Aside from buying and selling farm equipment, the McGavins are also well-known for their involvement with agricultural programming events both here at home and across the world, with members of the clan involved in 4-H clubs and competing in national and international plowing competitions.
Brian, Cathy, Jeff and Heather all participated in 4-H programs, according to the family history, starting in 1982 and Brian and Jeff have both continued that, being part of the Sodbusters group and keeping competitive plowing available to youth in Huron County.
Both Brian and Jeff have plowed competitively through the Huron County Plowing Match and higher levels of competition, as have their sons, including Brandon who competed at the World Plowing Match and Jacob who has excelled at past Huron County Plowing Matches.
Plowing in the McGavin family can be traced back to Gordon who competed at the 1926 Canadian Plowing Championships in Niagara Falls.
“It’s something we grew up with and that’s in our blood,” Brian said.
With such a pedigree, it’s little wonder than the family is one of the driving forces behind the 100th International Plowing Match (IPM) set for Walton this year.
Plowing has been an important part of the family for years, as Neil explained to The Citizen in a past interview. He said that, after his father had won the national championship in 1926 he continued on with plowing, joining the Ontario Plowmen’s Association, an organization he would serve until 1960, including a stint as president from 1942 to 1946.
Neil has also held the office of president, starting in 2000, as well as being a director for several years.

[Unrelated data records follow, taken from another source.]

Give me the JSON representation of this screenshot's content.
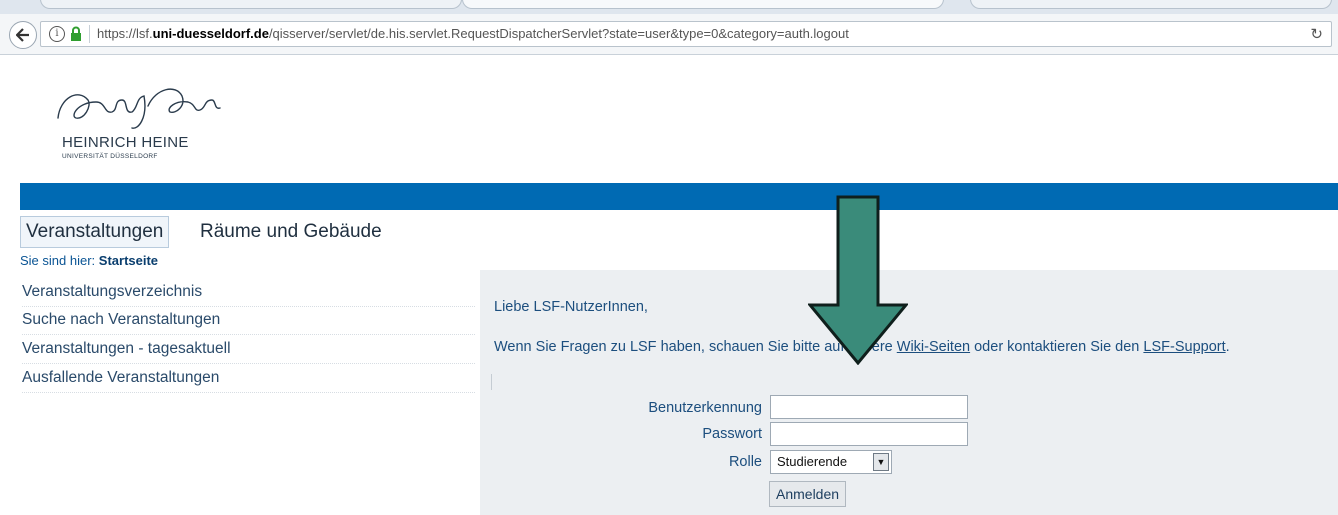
{
  "browser": {
    "url_prefix": "https://lsf.",
    "url_domain": "uni-duesseldorf.de",
    "url_rest": "/qisserver/servlet/de.his.servlet.RequestDispatcherServlet?state=user&type=0&category=auth.logout",
    "info_icon": "info-icon",
    "lock_icon": "lock-icon",
    "reload_icon": "reload-icon",
    "back_icon": "back-arrow-icon"
  },
  "logo": {
    "name": "HEINRICH HEINE",
    "sub": "UNIVERSITÄT DÜSSELDORF"
  },
  "colors": {
    "brand_blue": "#006ab3",
    "panel_bg": "#eceff2",
    "arrow_fill": "#3a8b7a",
    "link_text": "#1c4e7e"
  },
  "nav": {
    "tabs": [
      {
        "label": "Veranstaltungen",
        "active": true
      },
      {
        "label": "Räume und Gebäude",
        "active": false
      }
    ],
    "breadcrumb_prefix": "Sie sind hier:",
    "breadcrumb_current": "Startseite"
  },
  "sidebar": {
    "items": [
      {
        "label": "Veranstaltungsverzeichnis"
      },
      {
        "label": "Suche nach Veranstaltungen"
      },
      {
        "label": "Veranstaltungen - tagesaktuell"
      },
      {
        "label": "Ausfallende Veranstaltungen"
      }
    ]
  },
  "content": {
    "greeting": "Liebe LSF-NutzerInnen,",
    "info_before": "Wenn Sie Fragen zu LSF haben, schauen Sie bitte auf unsere ",
    "wiki_link": "Wiki-Seiten",
    "info_middle": " oder kontaktieren Sie den ",
    "support_link": "LSF-Support",
    "info_after": "."
  },
  "login": {
    "username_label": "Benutzerkennung",
    "username_value": "",
    "password_label": "Passwort",
    "password_value": "",
    "role_label": "Rolle",
    "role_value": "Studierende",
    "submit_label": "Anmelden"
  }
}
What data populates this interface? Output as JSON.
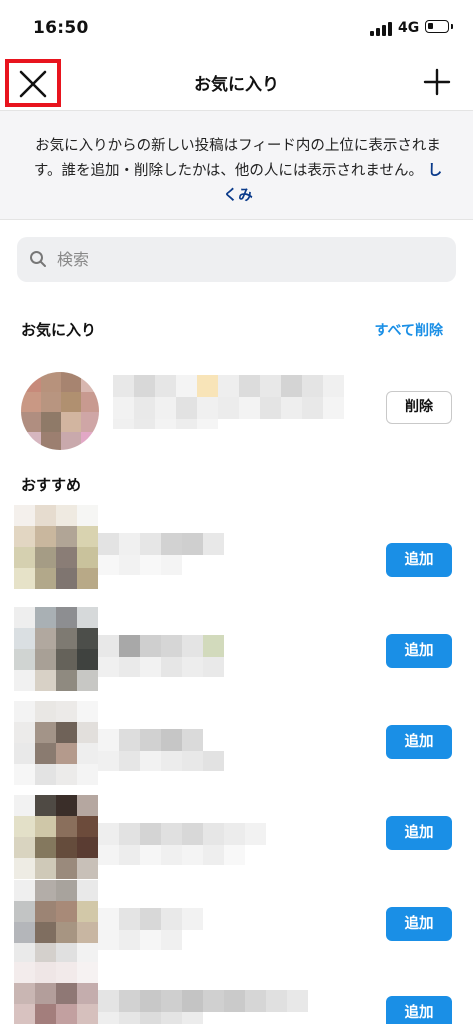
{
  "status_bar": {
    "time": "16:50",
    "network": "4G"
  },
  "nav": {
    "title": "お気に入り"
  },
  "info": {
    "text": "お気に入りからの新しい投稿はフィード内の上位に表示されます。誰を追加・削除したかは、他の人には表示されません。",
    "link": "しくみ"
  },
  "search": {
    "placeholder": "検索"
  },
  "favorites": {
    "title": "お気に入り",
    "remove_all": "すべて削除",
    "items": [
      {
        "action": "削除"
      }
    ]
  },
  "recommended": {
    "title": "おすすめ",
    "items": [
      {
        "action": "追加"
      },
      {
        "action": "追加"
      },
      {
        "action": "追加"
      },
      {
        "action": "追加"
      },
      {
        "action": "追加"
      },
      {
        "action": "追加"
      }
    ]
  },
  "colors": {
    "accent": "#1a8fe6",
    "highlight_box": "#e8141e",
    "link": "#0a3a8a"
  },
  "icons": [
    "close-icon",
    "plus-icon",
    "search-icon"
  ]
}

“By the time [Gordon] finished with the association, he figured he spent more than a year of his life at plowing matches or in meetings,” Neil said. “He lived and breathed plowing.”
Gordon even attracted national attention for his attempt to keep the Ontario Plowmen’s Association and International Plowing Match going after World War II.

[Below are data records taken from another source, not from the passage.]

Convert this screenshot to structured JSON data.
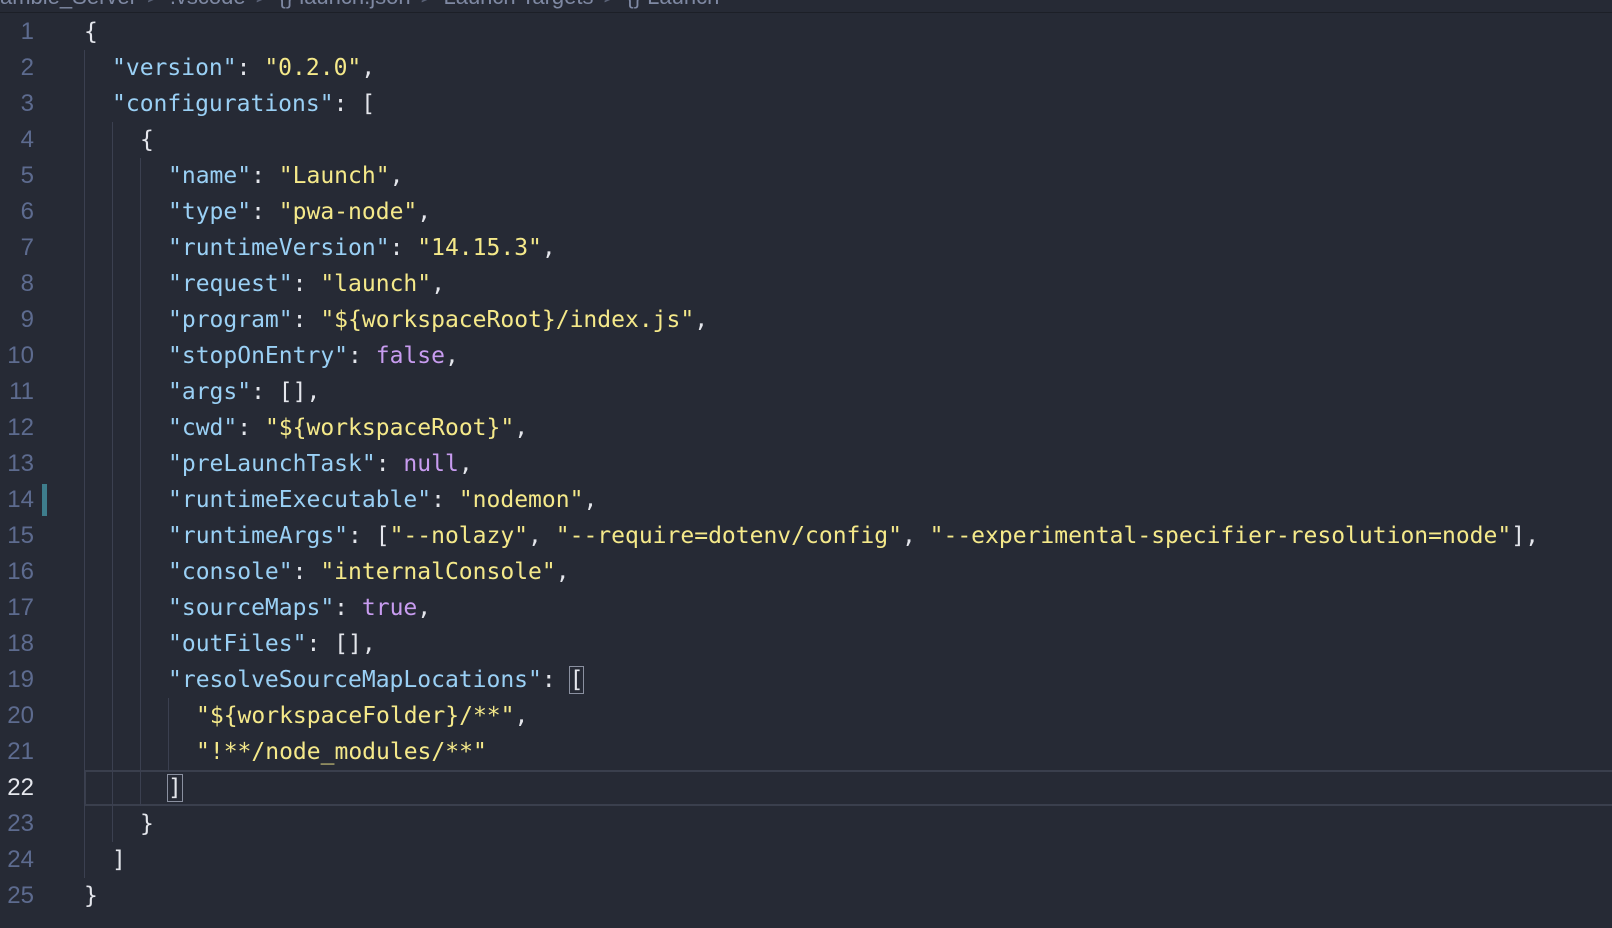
{
  "breadcrumb": {
    "items": [
      "ambie_Server",
      ".vscode",
      "{} launch.json",
      "Launch Targets",
      "{} Launch"
    ],
    "separator": ">"
  },
  "editor": {
    "current_line": 22,
    "modified_line": 14,
    "lines": [
      {
        "num": "1",
        "indent": 0,
        "tokens": [
          {
            "t": "{",
            "c": "p"
          }
        ]
      },
      {
        "num": "2",
        "indent": 1,
        "tokens": [
          {
            "t": "\"version\"",
            "c": "k"
          },
          {
            "t": ": ",
            "c": "p"
          },
          {
            "t": "\"0.2.0\"",
            "c": "s"
          },
          {
            "t": ",",
            "c": "p"
          }
        ]
      },
      {
        "num": "3",
        "indent": 1,
        "tokens": [
          {
            "t": "\"configurations\"",
            "c": "k"
          },
          {
            "t": ": [",
            "c": "p"
          }
        ]
      },
      {
        "num": "4",
        "indent": 2,
        "tokens": [
          {
            "t": "{",
            "c": "p"
          }
        ]
      },
      {
        "num": "5",
        "indent": 3,
        "tokens": [
          {
            "t": "\"name\"",
            "c": "k"
          },
          {
            "t": ": ",
            "c": "p"
          },
          {
            "t": "\"Launch\"",
            "c": "s"
          },
          {
            "t": ",",
            "c": "p"
          }
        ]
      },
      {
        "num": "6",
        "indent": 3,
        "tokens": [
          {
            "t": "\"type\"",
            "c": "k"
          },
          {
            "t": ": ",
            "c": "p"
          },
          {
            "t": "\"pwa-node\"",
            "c": "s"
          },
          {
            "t": ",",
            "c": "p"
          }
        ]
      },
      {
        "num": "7",
        "indent": 3,
        "tokens": [
          {
            "t": "\"runtimeVersion\"",
            "c": "k"
          },
          {
            "t": ": ",
            "c": "p"
          },
          {
            "t": "\"14.15.3\"",
            "c": "s"
          },
          {
            "t": ",",
            "c": "p"
          }
        ]
      },
      {
        "num": "8",
        "indent": 3,
        "tokens": [
          {
            "t": "\"request\"",
            "c": "k"
          },
          {
            "t": ": ",
            "c": "p"
          },
          {
            "t": "\"launch\"",
            "c": "s"
          },
          {
            "t": ",",
            "c": "p"
          }
        ]
      },
      {
        "num": "9",
        "indent": 3,
        "tokens": [
          {
            "t": "\"program\"",
            "c": "k"
          },
          {
            "t": ": ",
            "c": "p"
          },
          {
            "t": "\"${workspaceRoot}/index.js\"",
            "c": "s"
          },
          {
            "t": ",",
            "c": "p"
          }
        ]
      },
      {
        "num": "10",
        "indent": 3,
        "tokens": [
          {
            "t": "\"stopOnEntry\"",
            "c": "k"
          },
          {
            "t": ": ",
            "c": "p"
          },
          {
            "t": "false",
            "c": "b"
          },
          {
            "t": ",",
            "c": "p"
          }
        ]
      },
      {
        "num": "11",
        "indent": 3,
        "tokens": [
          {
            "t": "\"args\"",
            "c": "k"
          },
          {
            "t": ": [],",
            "c": "p"
          }
        ]
      },
      {
        "num": "12",
        "indent": 3,
        "tokens": [
          {
            "t": "\"cwd\"",
            "c": "k"
          },
          {
            "t": ": ",
            "c": "p"
          },
          {
            "t": "\"${workspaceRoot}\"",
            "c": "s"
          },
          {
            "t": ",",
            "c": "p"
          }
        ]
      },
      {
        "num": "13",
        "indent": 3,
        "tokens": [
          {
            "t": "\"preLaunchTask\"",
            "c": "k"
          },
          {
            "t": ": ",
            "c": "p"
          },
          {
            "t": "null",
            "c": "b"
          },
          {
            "t": ",",
            "c": "p"
          }
        ]
      },
      {
        "num": "14",
        "indent": 3,
        "tokens": [
          {
            "t": "\"runtimeExecutable\"",
            "c": "k"
          },
          {
            "t": ": ",
            "c": "p"
          },
          {
            "t": "\"nodemon\"",
            "c": "s"
          },
          {
            "t": ",",
            "c": "p"
          }
        ]
      },
      {
        "num": "15",
        "indent": 3,
        "tokens": [
          {
            "t": "\"runtimeArgs\"",
            "c": "k"
          },
          {
            "t": ": [",
            "c": "p"
          },
          {
            "t": "\"--nolazy\"",
            "c": "s"
          },
          {
            "t": ", ",
            "c": "p"
          },
          {
            "t": "\"--require=dotenv/config\"",
            "c": "s"
          },
          {
            "t": ", ",
            "c": "p"
          },
          {
            "t": "\"--experimental-specifier-resolution=node\"",
            "c": "s"
          },
          {
            "t": "],",
            "c": "p"
          }
        ]
      },
      {
        "num": "16",
        "indent": 3,
        "tokens": [
          {
            "t": "\"console\"",
            "c": "k"
          },
          {
            "t": ": ",
            "c": "p"
          },
          {
            "t": "\"internalConsole\"",
            "c": "s"
          },
          {
            "t": ",",
            "c": "p"
          }
        ]
      },
      {
        "num": "17",
        "indent": 3,
        "tokens": [
          {
            "t": "\"sourceMaps\"",
            "c": "k"
          },
          {
            "t": ": ",
            "c": "p"
          },
          {
            "t": "true",
            "c": "b"
          },
          {
            "t": ",",
            "c": "p"
          }
        ]
      },
      {
        "num": "18",
        "indent": 3,
        "tokens": [
          {
            "t": "\"outFiles\"",
            "c": "k"
          },
          {
            "t": ": [],",
            "c": "p"
          }
        ]
      },
      {
        "num": "19",
        "indent": 3,
        "tokens": [
          {
            "t": "\"resolveSourceMapLocations\"",
            "c": "k"
          },
          {
            "t": ": ",
            "c": "p"
          },
          {
            "t": "[",
            "c": "p",
            "box": true
          }
        ]
      },
      {
        "num": "20",
        "indent": 4,
        "tokens": [
          {
            "t": "\"${workspaceFolder}/**\"",
            "c": "s"
          },
          {
            "t": ",",
            "c": "p"
          }
        ]
      },
      {
        "num": "21",
        "indent": 4,
        "tokens": [
          {
            "t": "\"!**/node_modules/**\"",
            "c": "s"
          }
        ]
      },
      {
        "num": "22",
        "indent": 3,
        "tokens": [
          {
            "t": "]",
            "c": "p",
            "box": true
          }
        ]
      },
      {
        "num": "23",
        "indent": 2,
        "tokens": [
          {
            "t": "}",
            "c": "p"
          }
        ]
      },
      {
        "num": "24",
        "indent": 1,
        "tokens": [
          {
            "t": "]",
            "c": "p"
          }
        ]
      },
      {
        "num": "25",
        "indent": 0,
        "tokens": [
          {
            "t": "}",
            "c": "p"
          }
        ]
      }
    ]
  }
}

“[Gordon], as president of the Ontario Plowmen’s Association [after World War II] was determined to get the plowing match going again [after the war],” Neil said. “The result was the Victory Match of 1946 which offered a special plowing class for veterans.”
Thomas Kennedy, the provincial Minister of Agriculture in 1946, lauded the move, at the time saying the match would provide a great opportunity for farmers to see new and improved equipment and modernize their farms.

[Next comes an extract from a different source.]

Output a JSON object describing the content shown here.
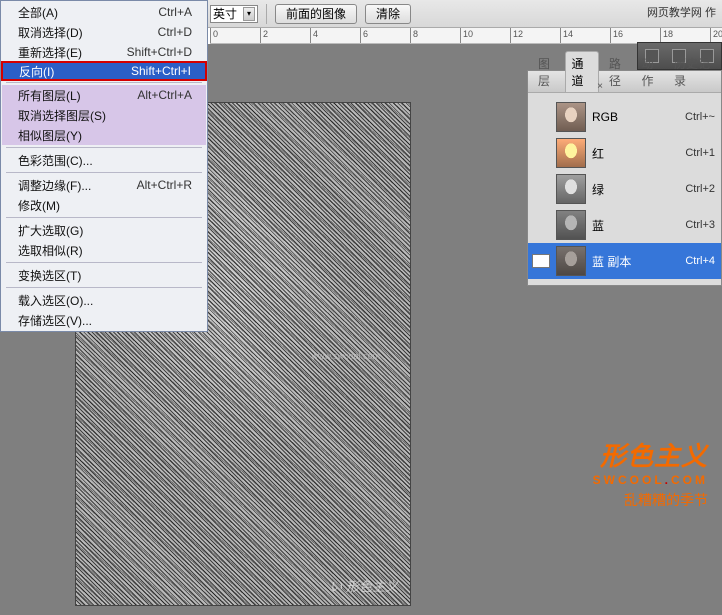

For the next few months, approaching the IPM in September, the family will be living and breathing plowing just as Gordon did as they are all going to be involved with the competition in some way as it will be held in the family’s home community of Walton.
Brian, Jeff and Cathy are all part of the executive bringing the event together while Neil and Marie, who have extensive experience with the organization of previous plowing matches, will also be contributing to the event, helping where necessary. Brian, Jeff and Cathy’s children are all expected to be involved in one way or another as well.
**To view The Citizen's 2017 Salute to Agriculture, click here**